The EU Council has adopted a general approach on a draft decision aimed at boosting broadband services. The 700 MHz band, which offers high speeds and extensive coverage, would be made available for wireless broadband in Europe by 2020. Broadcasting services would keep priority in the sub-700 MHz band at least until 2030.
Henk Kamp, the Dutch Minister for Economic Affairs, said: “With the opening of the 700 MHz band for mobile broadband an important step towards the availability of broadband for everybody in the EU has been taken. Fast internet is not only important for economic development in the EU, but also for the daily life of its citizens. Together with other measures the 700 MHz band ensures fast Internet in the EU by 2020.”
According to the Council position, EU countries must reassign the 700 MHz band (694-790 MHz) to wireless broadband services under harmonised technical conditions by 30 June 2020. If they are unable to do this they may decide, for duly justified reasons, to delay the availability of the band by up to two years. Reasons for such a delay could include for instance unresolved harmful interferences or cross-border coordination issues.
Member states must adopt a ‘national roadmap’ by 30 June 2018, setting out how they will implement the decision. These roadmaps will be public.
The Council position stipulates that member states must ensure the availability of the sub-700 MHz (470-694 MHz) band for digital television and wireless microphones at least until 2030, based on national needs. This gives the audiovisual sector long-term regulatory predictability as regards the availability of sufficient spectrum, so that it can continue to provide and develop services and secure necessary investments.
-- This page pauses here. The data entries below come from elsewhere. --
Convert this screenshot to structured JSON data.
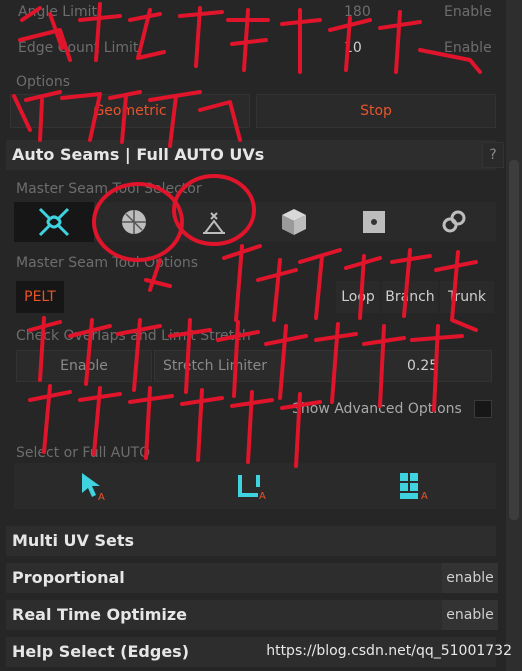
{
  "top_rows": [
    {
      "label": "Angle Limit",
      "value": "180",
      "toggle": "Enable"
    },
    {
      "label": "Edge Count Limit",
      "value": "10",
      "toggle": "Enable"
    }
  ],
  "options_label": "Options",
  "geometric_label": "Geometric",
  "stop_label": "Stop",
  "auto_seams": {
    "title": "Auto Seams | Full AUTO UVs",
    "help": "?",
    "selector_label": "Master Seam Tool Selector",
    "options_label": "Master Seam Tool Options",
    "pelt_label": "PELT",
    "loop_label": "Loop",
    "branch_label": "Branch",
    "trunk_label": "Trunk",
    "check_label": "Check Overlaps and Limit Stretch",
    "enable_label": "Enable",
    "stretch_label": "Stretch Limiter",
    "stretch_value": "0.25",
    "advanced_label": "Show Advanced Options",
    "select_label": "Select or Full AUTO"
  },
  "sections": [
    {
      "title": "Multi UV Sets",
      "button": ""
    },
    {
      "title": "Proportional",
      "button": "enable"
    },
    {
      "title": "Real Time Optimize",
      "button": "enable"
    },
    {
      "title": "Help Select (Edges)",
      "button": ""
    }
  ],
  "watermark": "https://blog.csdn.net/qq_51001732",
  "colors": {
    "accent": "#e8542a",
    "icon": "#3fd3e0",
    "annotation": "#e0142b"
  }
}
Member states would be allowed to use this range for other purposes, including mobile internet services, under certain conditions.
The 470-790 MHz range is currently widely used for digital television broadcasting and for wireless microphones, for instance in theatres, concerts and sporting events.
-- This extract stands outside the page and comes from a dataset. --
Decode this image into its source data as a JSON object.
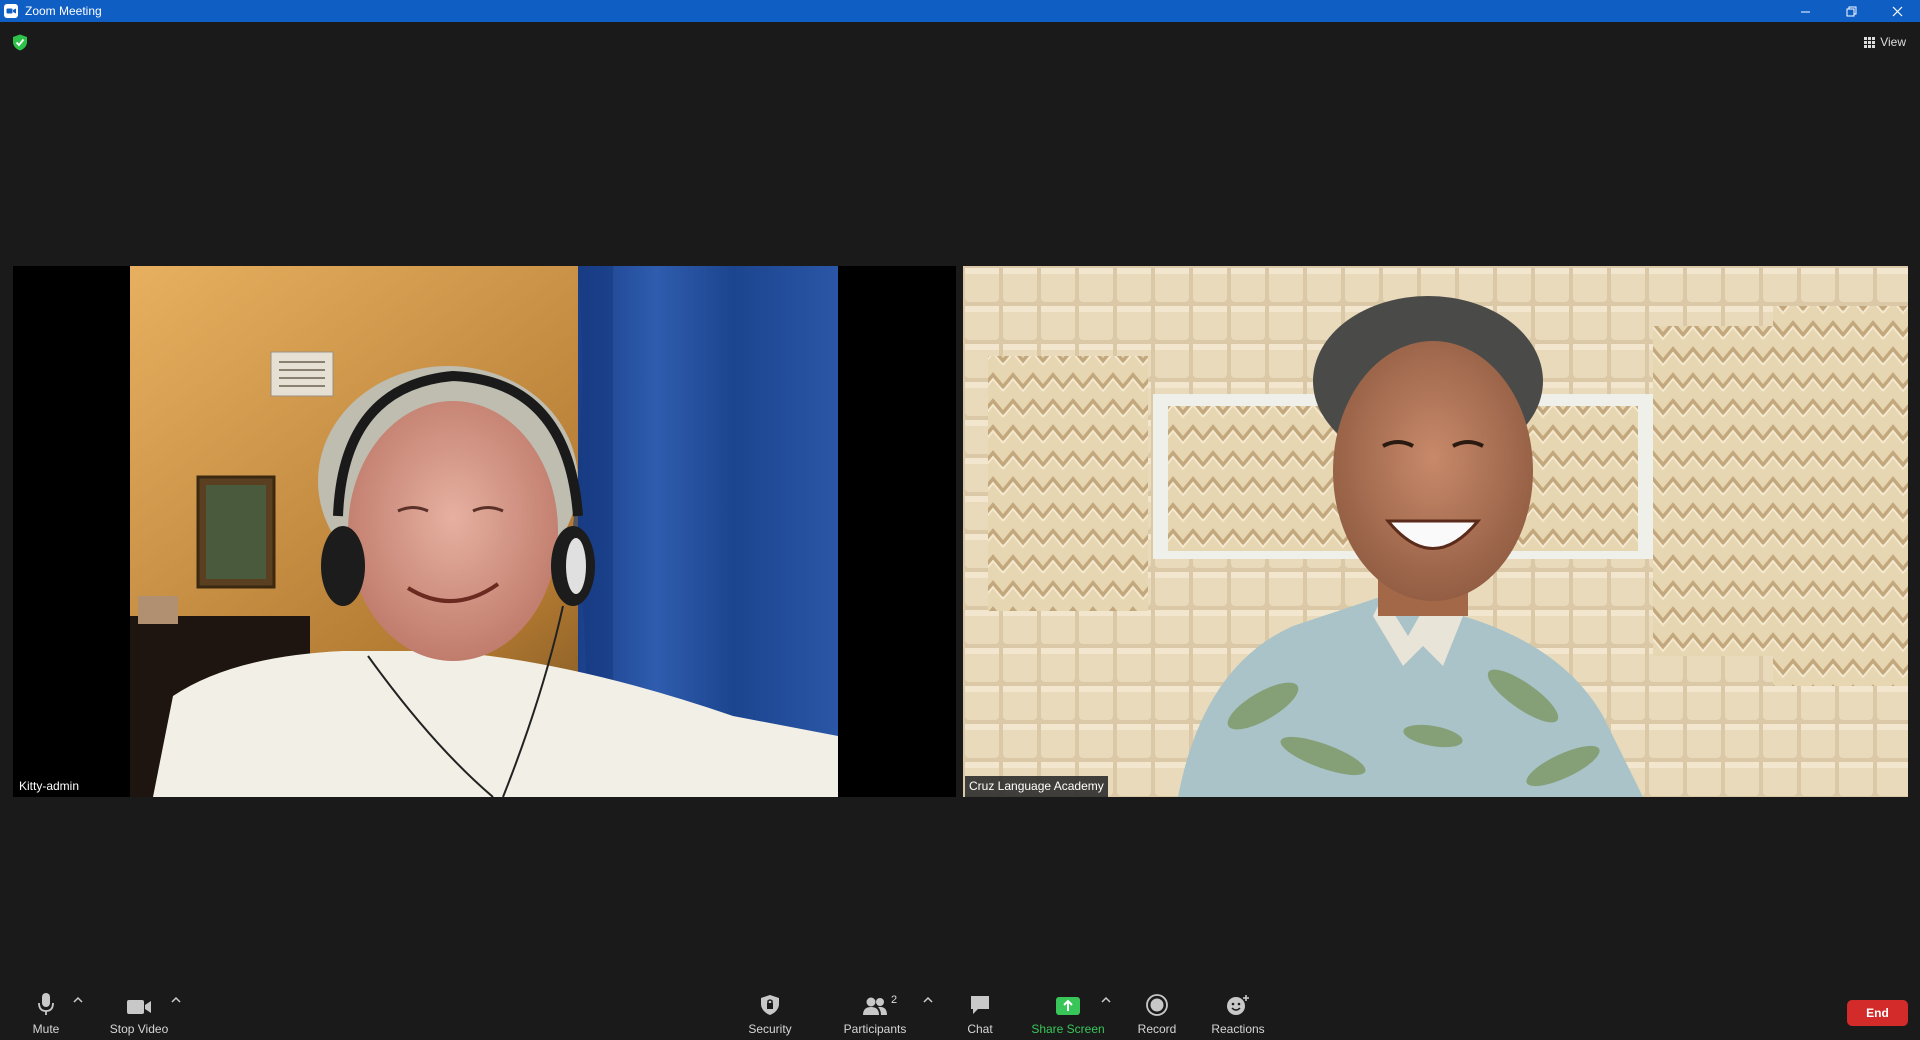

However, the high speeds and good penetration provided by the 700 MHz band make it ideal for mobile Internet services. The coordinated use of the frequency should promote the take-up of 4G and help to provide high-quality broadband for all Europeans. It should also make it easier to roll out 5G as soon as it becomes available (around 2020). This will allow effective deployment of innovative services such as connected cars, smart cities and remote healthcare.
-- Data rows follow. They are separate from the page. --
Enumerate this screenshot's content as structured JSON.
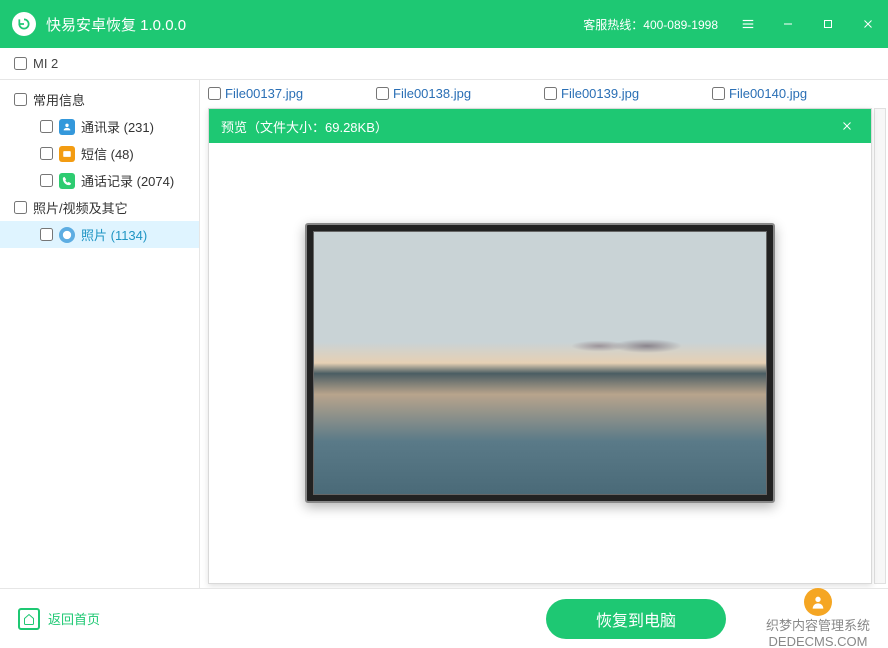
{
  "titlebar": {
    "title": "快易安卓恢复  1.0.0.0",
    "hotline": "客服热线：400-089-1998"
  },
  "device": {
    "name": "MI 2"
  },
  "sidebar": {
    "groups": [
      {
        "label": "常用信息",
        "items": [
          {
            "icon": "ic-contacts",
            "label": "通讯录 (231)"
          },
          {
            "icon": "ic-sms",
            "label": "短信 (48)"
          },
          {
            "icon": "ic-calls",
            "label": "通话记录 (2074)"
          }
        ]
      },
      {
        "label": "照片/视频及其它",
        "items": [
          {
            "icon": "ic-photos",
            "label": "照片 (1134)",
            "selected": true
          }
        ]
      }
    ]
  },
  "files": [
    {
      "name": "File00137.jpg"
    },
    {
      "name": "File00138.jpg"
    },
    {
      "name": "File00139.jpg"
    },
    {
      "name": "File00140.jpg"
    }
  ],
  "preview": {
    "title": "预览（文件大小：69.28KB）"
  },
  "footer": {
    "back": "返回首页",
    "recover": "恢复到电脑",
    "brand_line1": "织梦内容管理系统",
    "brand_line2": "DEDECMS.COM"
  }
}
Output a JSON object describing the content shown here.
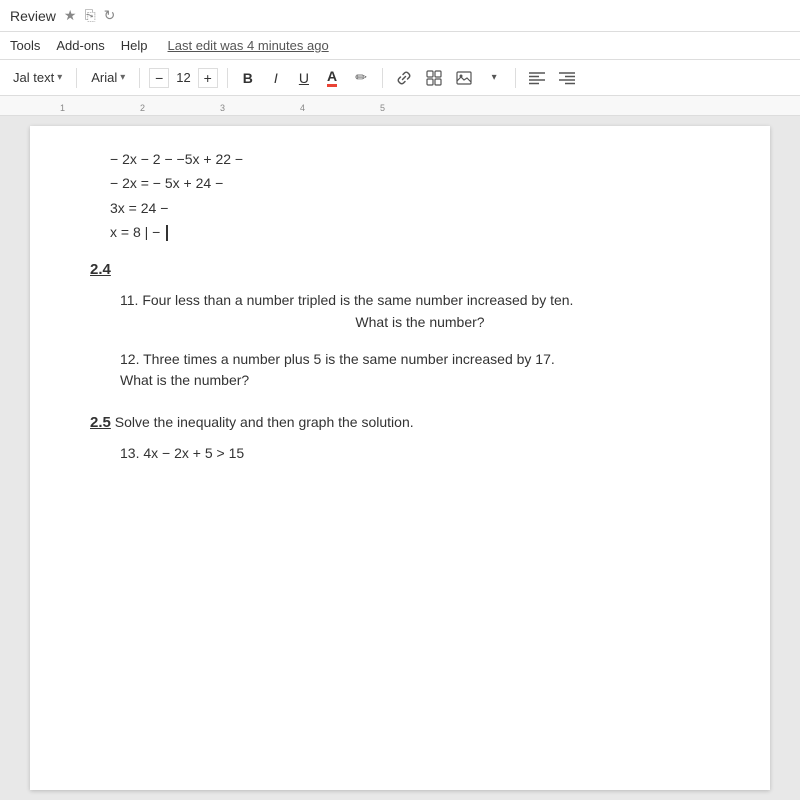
{
  "titleBar": {
    "title": "Review",
    "starLabel": "★",
    "saveIcon": "💾",
    "refreshIcon": "↻"
  },
  "menuBar": {
    "items": [
      "Tools",
      "Add-ons",
      "Help"
    ],
    "lastEdit": "Last edit was 4 minutes ago"
  },
  "toolbar": {
    "styleDropdown": "Jal text",
    "fontDropdown": "Arial",
    "fontSizeMinus": "−",
    "fontSize": "12",
    "fontSizePlus": "+",
    "boldLabel": "B",
    "italicLabel": "I",
    "underlineLabel": "U",
    "colorLabel": "A",
    "pencilIcon": "✏",
    "linkIcon": "🔗",
    "addIcon": "⊞",
    "imgIcon": "🖼",
    "alignLeft": "≡",
    "alignRight": "≡"
  },
  "ruler": {
    "marks": [
      "1",
      "2",
      "3",
      "4",
      "5"
    ]
  },
  "document": {
    "mathLines": [
      "− 2x − 2 − −5x + 22  −",
      "− 2x =  − 5x + 24   −",
      "3x = 24   −",
      "x = 8      |   −"
    ],
    "section24": "2.4",
    "problem11": {
      "number": "11.",
      "line1": "Four less than a number tripled is the same number increased by ten.",
      "line2": "What is the number?"
    },
    "problem12": {
      "number": "12.",
      "line1": "Three times a number plus 5 is the same number increased by 17.",
      "line2": "What is the number?"
    },
    "section25Header": "2.5",
    "section25Desc": " Solve the inequality and then graph the solution.",
    "problem13": {
      "number": "13.",
      "text": "4x − 2x + 5 > 15"
    }
  }
}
The general approach will be the Council’s position for negotiations with the European Parliament. The Parliament has not adopted its position yet. Both institutions must agree on the text before it can become law.